> [YOUR ASSIGNMENT]:
Show each line from the listing that includes the word "this".

> [DATA FOR REVIEW]:
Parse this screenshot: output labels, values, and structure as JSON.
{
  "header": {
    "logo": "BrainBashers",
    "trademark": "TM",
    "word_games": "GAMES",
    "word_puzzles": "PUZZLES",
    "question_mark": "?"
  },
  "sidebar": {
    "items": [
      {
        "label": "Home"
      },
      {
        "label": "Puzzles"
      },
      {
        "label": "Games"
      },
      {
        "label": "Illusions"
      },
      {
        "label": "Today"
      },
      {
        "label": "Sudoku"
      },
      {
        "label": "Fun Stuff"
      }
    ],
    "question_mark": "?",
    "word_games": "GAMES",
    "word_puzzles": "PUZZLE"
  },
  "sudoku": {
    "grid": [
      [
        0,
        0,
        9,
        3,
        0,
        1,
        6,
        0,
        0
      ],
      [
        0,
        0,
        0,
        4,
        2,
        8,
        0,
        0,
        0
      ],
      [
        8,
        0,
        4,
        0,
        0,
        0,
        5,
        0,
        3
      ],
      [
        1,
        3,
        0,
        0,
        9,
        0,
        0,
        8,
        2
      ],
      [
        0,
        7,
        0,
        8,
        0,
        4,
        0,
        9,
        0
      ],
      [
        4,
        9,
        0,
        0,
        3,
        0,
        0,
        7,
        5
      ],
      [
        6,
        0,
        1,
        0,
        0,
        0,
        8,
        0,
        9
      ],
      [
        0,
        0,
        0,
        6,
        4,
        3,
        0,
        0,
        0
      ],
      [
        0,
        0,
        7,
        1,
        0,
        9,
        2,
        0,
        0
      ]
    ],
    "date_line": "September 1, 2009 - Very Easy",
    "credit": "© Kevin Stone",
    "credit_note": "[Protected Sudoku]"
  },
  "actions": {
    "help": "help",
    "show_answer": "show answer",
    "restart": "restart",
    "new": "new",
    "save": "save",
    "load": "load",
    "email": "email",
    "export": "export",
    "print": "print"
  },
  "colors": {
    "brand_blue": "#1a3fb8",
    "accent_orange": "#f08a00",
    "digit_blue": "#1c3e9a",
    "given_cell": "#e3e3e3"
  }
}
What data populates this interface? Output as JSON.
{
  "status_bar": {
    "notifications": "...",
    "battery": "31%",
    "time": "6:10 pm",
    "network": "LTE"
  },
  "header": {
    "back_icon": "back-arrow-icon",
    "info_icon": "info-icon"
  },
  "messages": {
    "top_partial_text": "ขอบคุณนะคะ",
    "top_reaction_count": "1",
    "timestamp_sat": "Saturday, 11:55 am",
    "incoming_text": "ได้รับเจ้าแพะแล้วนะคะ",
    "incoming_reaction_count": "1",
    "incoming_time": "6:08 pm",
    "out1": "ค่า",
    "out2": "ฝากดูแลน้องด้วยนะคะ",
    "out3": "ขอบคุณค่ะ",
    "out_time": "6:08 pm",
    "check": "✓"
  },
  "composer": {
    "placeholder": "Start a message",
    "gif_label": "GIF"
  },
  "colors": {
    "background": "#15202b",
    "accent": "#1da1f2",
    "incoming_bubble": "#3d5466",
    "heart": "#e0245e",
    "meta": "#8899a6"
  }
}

> [TASK OUTPUT]:
Parse this screenshot: output labels, values, and structure as JSON.
What data populates this interface? Output as JSON.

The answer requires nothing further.